It has charged Leeds-based consultancy The Public Affairs Company with communicating its concerns over the bill to government and peers. ‘The RLA would like to see technical changes which would make it more workable and strike the right balance,’ said agency director Geoffrey Lawler.
A key concern is the bill’s provision to remove an informal procedure whereby local housing authorities give landlords time to rectify problems before forcing them to do so. Under the bill, they would be obliged to correct faults immediately.
The RLA has also recruited Manchester-based consultancy Powell Communications as retained media relations agency to promote its image among tenants, landlords, local and central government, as well as the benefits of membership. These include access to training, an advice helpline and website, and free copies of a tenancy agreement developed with the Office of Fair Trading.

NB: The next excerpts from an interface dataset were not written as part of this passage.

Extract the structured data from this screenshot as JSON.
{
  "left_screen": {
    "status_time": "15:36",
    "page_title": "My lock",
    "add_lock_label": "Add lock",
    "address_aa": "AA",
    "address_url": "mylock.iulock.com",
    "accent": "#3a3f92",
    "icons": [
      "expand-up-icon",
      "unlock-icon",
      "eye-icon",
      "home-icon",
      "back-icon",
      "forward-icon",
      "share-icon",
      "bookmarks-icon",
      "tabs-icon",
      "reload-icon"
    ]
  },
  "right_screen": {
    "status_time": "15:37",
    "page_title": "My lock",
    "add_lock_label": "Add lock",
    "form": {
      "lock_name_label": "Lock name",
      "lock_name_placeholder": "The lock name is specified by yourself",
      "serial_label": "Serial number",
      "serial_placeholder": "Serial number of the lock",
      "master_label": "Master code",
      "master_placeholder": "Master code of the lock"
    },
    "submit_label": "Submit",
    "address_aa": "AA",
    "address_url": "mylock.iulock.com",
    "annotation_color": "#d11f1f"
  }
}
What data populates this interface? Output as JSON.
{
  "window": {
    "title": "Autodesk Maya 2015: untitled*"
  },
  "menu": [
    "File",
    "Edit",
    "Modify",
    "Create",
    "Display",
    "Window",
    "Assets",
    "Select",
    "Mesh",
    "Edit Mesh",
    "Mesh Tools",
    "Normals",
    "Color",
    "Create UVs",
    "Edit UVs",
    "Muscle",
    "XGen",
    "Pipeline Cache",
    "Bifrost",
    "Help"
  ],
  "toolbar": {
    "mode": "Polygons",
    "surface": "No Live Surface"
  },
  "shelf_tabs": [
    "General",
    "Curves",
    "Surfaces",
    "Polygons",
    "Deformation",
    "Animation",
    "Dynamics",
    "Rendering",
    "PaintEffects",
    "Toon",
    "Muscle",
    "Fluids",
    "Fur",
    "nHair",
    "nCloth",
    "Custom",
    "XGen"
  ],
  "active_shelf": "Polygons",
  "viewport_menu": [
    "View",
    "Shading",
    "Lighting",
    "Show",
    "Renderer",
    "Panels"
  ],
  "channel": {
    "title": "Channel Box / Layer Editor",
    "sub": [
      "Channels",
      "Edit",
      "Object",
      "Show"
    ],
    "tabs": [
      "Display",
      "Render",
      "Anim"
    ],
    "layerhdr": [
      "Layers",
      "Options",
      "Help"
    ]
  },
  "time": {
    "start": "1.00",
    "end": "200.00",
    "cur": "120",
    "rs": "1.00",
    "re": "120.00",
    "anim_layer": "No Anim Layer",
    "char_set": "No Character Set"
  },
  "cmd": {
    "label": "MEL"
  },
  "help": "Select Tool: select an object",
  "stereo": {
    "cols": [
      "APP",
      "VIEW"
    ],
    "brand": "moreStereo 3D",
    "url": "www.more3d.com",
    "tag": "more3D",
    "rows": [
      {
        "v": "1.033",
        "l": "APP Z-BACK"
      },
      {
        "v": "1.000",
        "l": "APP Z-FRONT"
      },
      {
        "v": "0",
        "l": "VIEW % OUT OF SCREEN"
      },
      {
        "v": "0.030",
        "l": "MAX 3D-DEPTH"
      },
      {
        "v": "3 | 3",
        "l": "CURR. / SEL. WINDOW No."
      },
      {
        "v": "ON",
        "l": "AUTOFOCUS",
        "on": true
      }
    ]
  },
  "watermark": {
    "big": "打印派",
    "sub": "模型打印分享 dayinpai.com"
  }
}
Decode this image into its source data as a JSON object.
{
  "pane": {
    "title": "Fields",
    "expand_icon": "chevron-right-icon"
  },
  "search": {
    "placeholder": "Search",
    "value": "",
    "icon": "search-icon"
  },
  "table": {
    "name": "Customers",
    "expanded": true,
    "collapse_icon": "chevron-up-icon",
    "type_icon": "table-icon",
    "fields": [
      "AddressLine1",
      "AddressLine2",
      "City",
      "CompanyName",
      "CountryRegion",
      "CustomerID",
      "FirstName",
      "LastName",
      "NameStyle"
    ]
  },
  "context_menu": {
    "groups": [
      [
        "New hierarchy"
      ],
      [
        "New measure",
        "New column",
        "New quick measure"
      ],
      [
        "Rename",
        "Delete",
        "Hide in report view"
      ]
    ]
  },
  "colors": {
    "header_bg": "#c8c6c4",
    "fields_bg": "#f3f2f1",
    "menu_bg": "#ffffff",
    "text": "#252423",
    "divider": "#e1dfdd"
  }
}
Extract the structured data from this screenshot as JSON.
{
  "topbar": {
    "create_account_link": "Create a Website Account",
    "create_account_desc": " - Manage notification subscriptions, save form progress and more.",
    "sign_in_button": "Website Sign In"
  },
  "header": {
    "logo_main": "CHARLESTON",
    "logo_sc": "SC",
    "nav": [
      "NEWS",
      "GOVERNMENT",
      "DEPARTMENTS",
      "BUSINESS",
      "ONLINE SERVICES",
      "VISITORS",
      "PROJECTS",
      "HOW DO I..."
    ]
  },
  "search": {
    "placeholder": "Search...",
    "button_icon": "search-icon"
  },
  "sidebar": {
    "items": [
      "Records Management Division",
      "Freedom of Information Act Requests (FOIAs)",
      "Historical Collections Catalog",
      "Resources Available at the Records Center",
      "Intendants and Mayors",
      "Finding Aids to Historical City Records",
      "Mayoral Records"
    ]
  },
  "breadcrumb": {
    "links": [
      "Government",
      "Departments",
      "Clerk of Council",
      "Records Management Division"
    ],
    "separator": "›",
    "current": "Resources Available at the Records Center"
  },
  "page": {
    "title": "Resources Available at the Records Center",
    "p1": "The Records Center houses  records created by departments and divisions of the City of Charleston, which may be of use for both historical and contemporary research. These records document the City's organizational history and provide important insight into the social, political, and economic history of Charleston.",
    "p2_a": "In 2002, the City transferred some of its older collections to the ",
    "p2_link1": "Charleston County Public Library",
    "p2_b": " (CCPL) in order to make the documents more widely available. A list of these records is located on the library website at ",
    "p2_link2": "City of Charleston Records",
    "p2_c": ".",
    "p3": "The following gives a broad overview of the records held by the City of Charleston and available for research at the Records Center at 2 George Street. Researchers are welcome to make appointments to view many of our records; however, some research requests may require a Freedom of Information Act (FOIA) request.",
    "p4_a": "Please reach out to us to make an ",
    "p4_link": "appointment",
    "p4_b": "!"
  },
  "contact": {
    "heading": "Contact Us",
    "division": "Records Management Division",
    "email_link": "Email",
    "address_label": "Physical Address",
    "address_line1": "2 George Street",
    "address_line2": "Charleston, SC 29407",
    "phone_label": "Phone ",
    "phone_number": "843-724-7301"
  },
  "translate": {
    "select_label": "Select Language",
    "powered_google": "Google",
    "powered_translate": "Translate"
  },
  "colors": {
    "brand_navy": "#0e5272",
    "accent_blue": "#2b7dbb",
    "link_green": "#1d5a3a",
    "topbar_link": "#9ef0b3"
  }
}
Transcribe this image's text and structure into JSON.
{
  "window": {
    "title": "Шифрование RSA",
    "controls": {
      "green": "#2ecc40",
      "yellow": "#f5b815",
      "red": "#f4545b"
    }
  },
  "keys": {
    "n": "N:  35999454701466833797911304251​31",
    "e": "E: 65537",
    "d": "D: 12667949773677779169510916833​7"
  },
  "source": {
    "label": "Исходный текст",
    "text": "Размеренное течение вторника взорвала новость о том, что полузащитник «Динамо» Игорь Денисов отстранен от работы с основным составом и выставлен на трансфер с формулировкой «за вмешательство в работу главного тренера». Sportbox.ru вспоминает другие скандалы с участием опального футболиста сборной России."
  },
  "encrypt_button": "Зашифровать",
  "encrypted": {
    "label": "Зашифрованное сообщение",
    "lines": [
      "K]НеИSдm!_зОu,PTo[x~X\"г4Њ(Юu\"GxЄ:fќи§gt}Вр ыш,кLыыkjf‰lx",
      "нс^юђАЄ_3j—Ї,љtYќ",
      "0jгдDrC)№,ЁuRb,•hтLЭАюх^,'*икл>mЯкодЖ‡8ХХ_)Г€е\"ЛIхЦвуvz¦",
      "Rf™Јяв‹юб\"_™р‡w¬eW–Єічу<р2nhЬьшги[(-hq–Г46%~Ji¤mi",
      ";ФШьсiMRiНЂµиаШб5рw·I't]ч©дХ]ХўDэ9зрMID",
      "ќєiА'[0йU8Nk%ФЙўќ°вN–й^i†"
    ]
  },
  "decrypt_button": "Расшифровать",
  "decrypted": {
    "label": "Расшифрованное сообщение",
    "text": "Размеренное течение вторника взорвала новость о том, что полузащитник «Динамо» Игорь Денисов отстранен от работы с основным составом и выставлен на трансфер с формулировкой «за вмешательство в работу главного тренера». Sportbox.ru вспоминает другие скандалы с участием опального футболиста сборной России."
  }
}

RLA chairman Alan Ward said: ‘The primary objective [of the campaign] is to elevate the social standing of landlords, who suffer a lot of negative press, and advocate professional standards.’